Koller also argues that the district judge erred in not giving him credit for time served prior to sentencing pursuant to 18 U.S.C. § 3585(b). Section 3585 provides:


(b) Credit for prior custody--A defendant shall be given credit toward the service of a term of imprisonment for any time he has spent in official detention prior to the date the sentence commences--


(1) as a result of the offense for which the sentence was imposed


18 U.S.C. § 3585(b)(1) (1990). A previous provision, repealed upon enactment of this section, gave the responsibility for making these calculations to the Attorney General. 18 U.S.C. § 3568 (1983). We previously held that in enacting § 3585 Congress did not intend to relieve the Attorney General of this responsibility. United States v. Brumbaugh, 909 F.2d 289 (7th Cir.1990). Therefore, as under repealed § 3568, Koller must first seek § 3585 credit from the Attorney General, and the district court has jurisdiction only to review the Attorney General's decision pursuant to 28 U.S.C. § 2241. See, United States v. Hornick, 815 F.2d 1156, 1160 (7th Cir.1987).



The convictions and sentences are AFFIRMED.



April 22, 1992.


This case is before the court on a petition for rehearing and suggestion for rehearing in banc.


Defendant argues in his petition for rehearing that his arrest occurred December 15, 1987 when the state authority having him in custody was notified of the federal warrant, and that the thirty day period allowed by the Speedy Trial Act, 18 U.S.C. § 3161 ran from that date. The federal authorities did not take him into custody until December 18, the date of arrest on which we relied. The indictment was returned within thirty days of December 18, but not December 15.
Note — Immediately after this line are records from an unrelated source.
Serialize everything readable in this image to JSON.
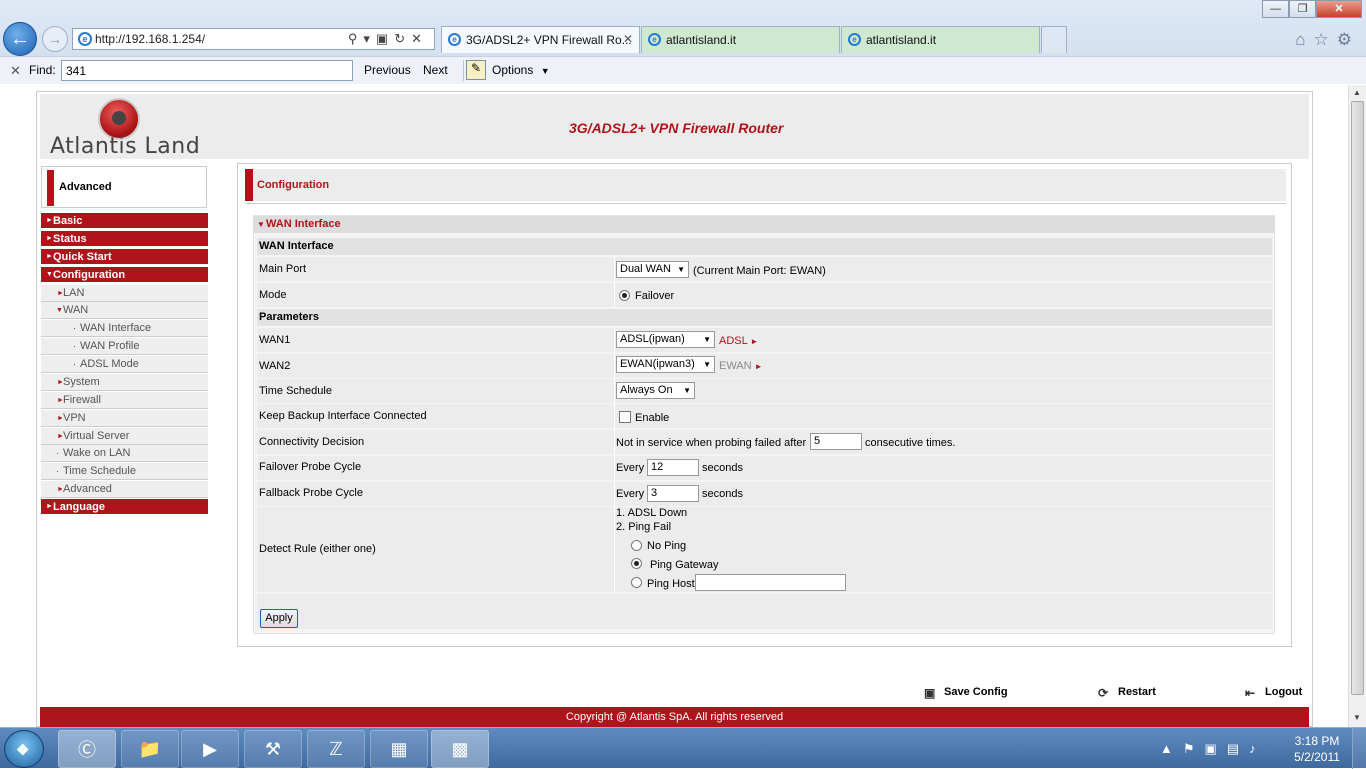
{
  "browser": {
    "url": "http://192.168.1.254/",
    "tabs": [
      {
        "label": "3G/ADSL2+ VPN Firewall Ro..."
      },
      {
        "label": "atlantisland.it"
      },
      {
        "label": "atlantisland.it"
      }
    ],
    "find": {
      "label": "Find:",
      "value": "341",
      "previous": "Previous",
      "next": "Next",
      "options": "Options"
    }
  },
  "header": {
    "logo_text": "Atlantis Land",
    "product": "3G/ADSL2+ VPN Firewall Router"
  },
  "nav": {
    "mode_label": "Advanced",
    "main": [
      {
        "label": "Basic"
      },
      {
        "label": "Status"
      },
      {
        "label": "Quick Start"
      },
      {
        "label": "Configuration"
      }
    ],
    "config_sub": [
      {
        "label": "LAN"
      },
      {
        "label": "WAN"
      },
      {
        "label": "WAN Interface"
      },
      {
        "label": "WAN Profile"
      },
      {
        "label": "ADSL Mode"
      },
      {
        "label": "System"
      },
      {
        "label": "Firewall"
      },
      {
        "label": "VPN"
      },
      {
        "label": "Virtual Server"
      },
      {
        "label": "Wake on LAN"
      },
      {
        "label": "Time Schedule"
      },
      {
        "label": "Advanced"
      }
    ],
    "language": "Language"
  },
  "content": {
    "page_title": "Configuration",
    "section_title": "WAN Interface",
    "sub1": "WAN Interface",
    "main_port": {
      "label": "Main Port",
      "value": "Dual WAN",
      "note": "(Current Main Port: EWAN)"
    },
    "mode": {
      "label": "Mode",
      "option": "Failover"
    },
    "sub2": "Parameters",
    "wan1": {
      "label": "WAN1",
      "value": "ADSL(ipwan)",
      "link": "ADSL"
    },
    "wan2": {
      "label": "WAN2",
      "value": "EWAN(ipwan3)",
      "link": "EWAN"
    },
    "time_schedule": {
      "label": "Time Schedule",
      "value": "Always On"
    },
    "keep_backup": {
      "label": "Keep Backup Interface Connected",
      "option": "Enable"
    },
    "connectivity": {
      "label": "Connectivity Decision",
      "prefix": "Not in service when probing failed after",
      "value": "5",
      "suffix": "consecutive times."
    },
    "failover_probe": {
      "label": "Failover Probe Cycle",
      "prefix": "Every",
      "value": "12",
      "suffix": "seconds"
    },
    "fallback_probe": {
      "label": "Fallback Probe Cycle",
      "prefix": "Every",
      "value": "3",
      "suffix": "seconds"
    },
    "detect_rule": {
      "label": "Detect Rule (either one)",
      "line1": "1. ADSL Down",
      "line2": "2. Ping Fail",
      "options": [
        "No Ping",
        "Ping Gateway",
        "Ping Host"
      ],
      "selected": "Ping Gateway",
      "host_value": ""
    },
    "apply": "Apply"
  },
  "footer": {
    "save": "Save Config",
    "restart": "Restart",
    "logout": "Logout",
    "copyright": "Copyright @ Atlantis SpA. All rights reserved"
  },
  "taskbar": {
    "time": "3:18 PM",
    "date": "5/2/2011"
  },
  "colors": {
    "accent": "#b0141b",
    "panel": "#ececec"
  }
}
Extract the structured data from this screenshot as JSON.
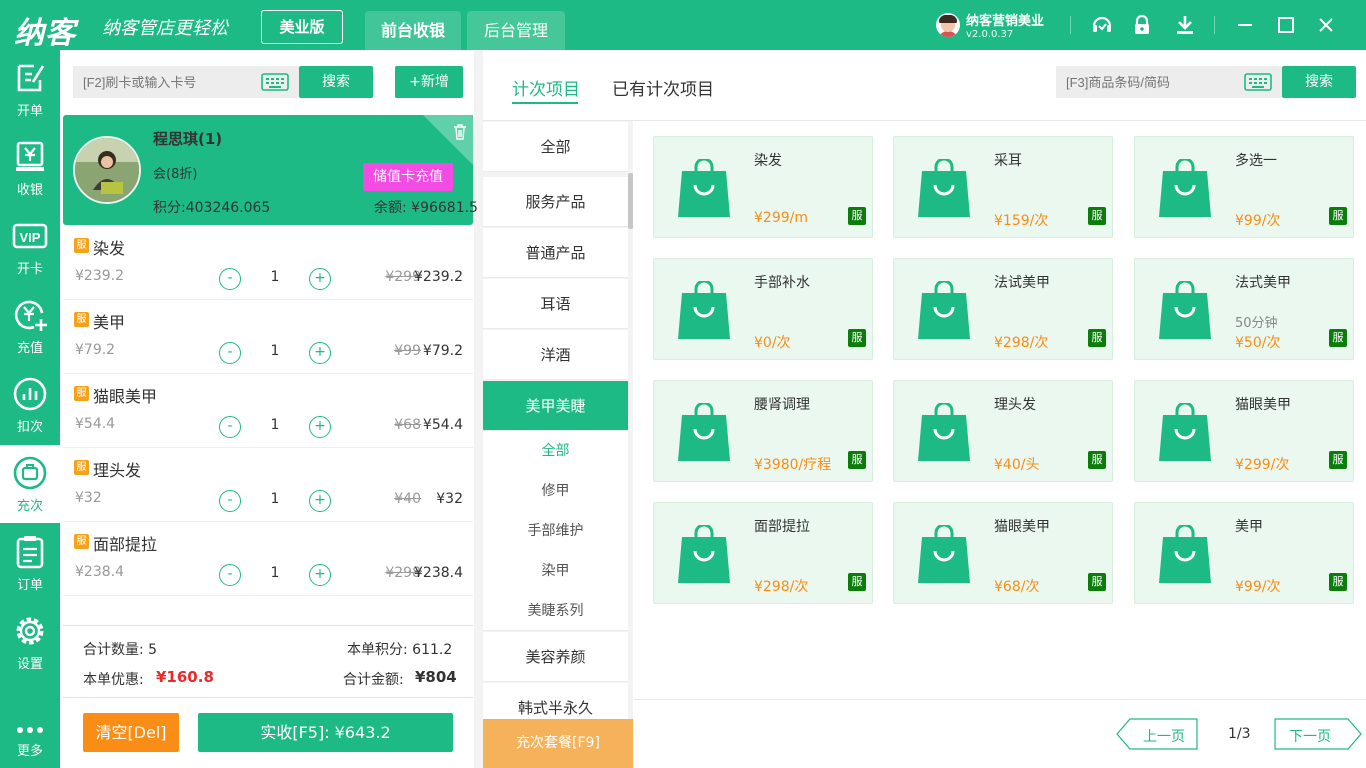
{
  "topbar": {
    "logo": "纳客",
    "slogan": "纳客管店更轻松",
    "edition": "美业版",
    "tabs": [
      {
        "label": "前台收银"
      },
      {
        "label": "后台管理"
      }
    ],
    "user_name": "纳客营销美业",
    "version": "v2.0.0.37"
  },
  "nav": [
    {
      "label": "开单",
      "icon": "edit-doc-icon"
    },
    {
      "label": "收银",
      "icon": "cash-icon"
    },
    {
      "label": "开卡",
      "icon": "vip-card-icon"
    },
    {
      "label": "充值",
      "icon": "recharge-icon"
    },
    {
      "label": "扣次",
      "icon": "chart-icon"
    },
    {
      "label": "充次",
      "icon": "refill-icon"
    },
    {
      "label": "订单",
      "icon": "order-icon"
    },
    {
      "label": "设置",
      "icon": "gear-icon"
    },
    {
      "label": "更多",
      "icon": "more-icon"
    }
  ],
  "cart": {
    "card_placeholder": "[F2]刷卡或输入卡号",
    "search_label": "搜索",
    "new_label": "+新增",
    "member": {
      "name": "程思琪(1)",
      "level": "会(8折)",
      "points": "积分:403246.065",
      "balance": "余额: ¥96681.5",
      "recharge_label": "储值卡充值"
    },
    "items": [
      {
        "badge": "服",
        "name": "染发",
        "price": "¥239.2",
        "qty": "1",
        "orig": "¥299",
        "final": "¥239.2"
      },
      {
        "badge": "服",
        "name": "美甲",
        "price": "¥79.2",
        "qty": "1",
        "orig": "¥99",
        "final": "¥79.2"
      },
      {
        "badge": "服",
        "name": "猫眼美甲",
        "price": "¥54.4",
        "qty": "1",
        "orig": "¥68",
        "final": "¥54.4"
      },
      {
        "badge": "服",
        "name": "理头发",
        "price": "¥32",
        "qty": "1",
        "orig": "¥40",
        "final": "¥32"
      },
      {
        "badge": "服",
        "name": "面部提拉",
        "price": "¥238.4",
        "qty": "1",
        "orig": "¥298",
        "final": "¥238.4"
      }
    ],
    "totals": {
      "qty": "合计数量: 5",
      "points": "本单积分: 611.2",
      "discount_label": "本单优惠:",
      "discount": "¥160.8",
      "total_label": "合计金额:",
      "total": "¥804"
    },
    "clear_label": "清空[Del]",
    "pay_label": "实收[F5]: ¥643.2"
  },
  "right": {
    "tabs": [
      {
        "label": "计次项目"
      },
      {
        "label": "已有计次项目"
      }
    ],
    "code_placeholder": "[F3]商品条码/简码",
    "search_label": "搜索",
    "categories": [
      {
        "label": "全部"
      },
      {
        "label": "服务产品"
      },
      {
        "label": "普通产品"
      },
      {
        "label": "耳语"
      },
      {
        "label": "洋酒"
      },
      {
        "label": "美甲美睫"
      }
    ],
    "subcategories": [
      {
        "label": "全部"
      },
      {
        "label": "修甲"
      },
      {
        "label": "手部维护"
      },
      {
        "label": "染甲"
      },
      {
        "label": "美睫系列"
      }
    ],
    "categories_after": [
      {
        "label": "美容养颜"
      },
      {
        "label": "韩式半永久"
      }
    ],
    "package_label": "充次套餐[F9]",
    "products": [
      {
        "name": "染发",
        "duration": "",
        "price": "¥299/m",
        "tag": "服"
      },
      {
        "name": "采耳",
        "duration": "",
        "price": "¥159/次",
        "tag": "服"
      },
      {
        "name": "多选一",
        "duration": "",
        "price": "¥99/次",
        "tag": "服"
      },
      {
        "name": "手部补水",
        "duration": "",
        "price": "¥0/次",
        "tag": "服"
      },
      {
        "name": "法试美甲",
        "duration": "",
        "price": "¥298/次",
        "tag": "服"
      },
      {
        "name": "法式美甲",
        "duration": "50分钟",
        "price": "¥50/次",
        "tag": "服"
      },
      {
        "name": "腰肾调理",
        "duration": "",
        "price": "¥3980/疗程",
        "tag": "服"
      },
      {
        "name": "理头发",
        "duration": "",
        "price": "¥40/头",
        "tag": "服"
      },
      {
        "name": "猫眼美甲",
        "duration": "",
        "price": "¥299/次",
        "tag": "服"
      },
      {
        "name": "面部提拉",
        "duration": "",
        "price": "¥298/次",
        "tag": "服"
      },
      {
        "name": "猫眼美甲",
        "duration": "",
        "price": "¥68/次",
        "tag": "服"
      },
      {
        "name": "美甲",
        "duration": "",
        "price": "¥99/次",
        "tag": "服"
      }
    ],
    "pager": {
      "prev": "上一页",
      "info": "1/3",
      "next": "下一页"
    }
  }
}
Defendant did not make this argument until his reply brief, and thus waived it. Egert v. Connecticut General Life Ins. Co., 900 F.2d 1032, 1035 (7th Cir.1990).


All of the judges on the original panel have voted to DENY the petition for rehearing, and no judge in regular active service has requested a vote on the suggestion for rehearing in banc. Accordingly,


IT IS ORDERED that the aforesaid petition for rehearing be, and the same is hereby, DENIED.


He also had a motive for concealing ownership of funds which could raise a question as to their source. Koller's state parole agent testified that Koller reported to him bimonthly as to his activities. At each such meeting, Koller was required to sign a statement declaring that the report was a true account of his activities and that he understood that providing false information could constitute sufficient cause for revocation of his parole


In MacDonald, the Court implied the possibility of considering delay between dismissal and indictment where the government dismissed and later reinstituted charges in order to intentionally evade the speedy trial right. MacDonald, 456 U.S. at 10 n. 12, 102 S.Ct. at 1503 n. 12. In this case, however, the government clearly dismissed the charges because Koller was taken into state custody for violation of his parole


If the government had decided to indict Koller prior to his release from state custody and place him under detainer, Koller, of course, could have requested a final disposition of the charges against him and the government would be required to bring him to trial within 180 days of such request. 18 U.S.C. app. III § 2 (1988) (Interstate Agreements on Detainers Act)


We note that Koller does refer to this defense as "entrapment," but there was clear proof of predisposition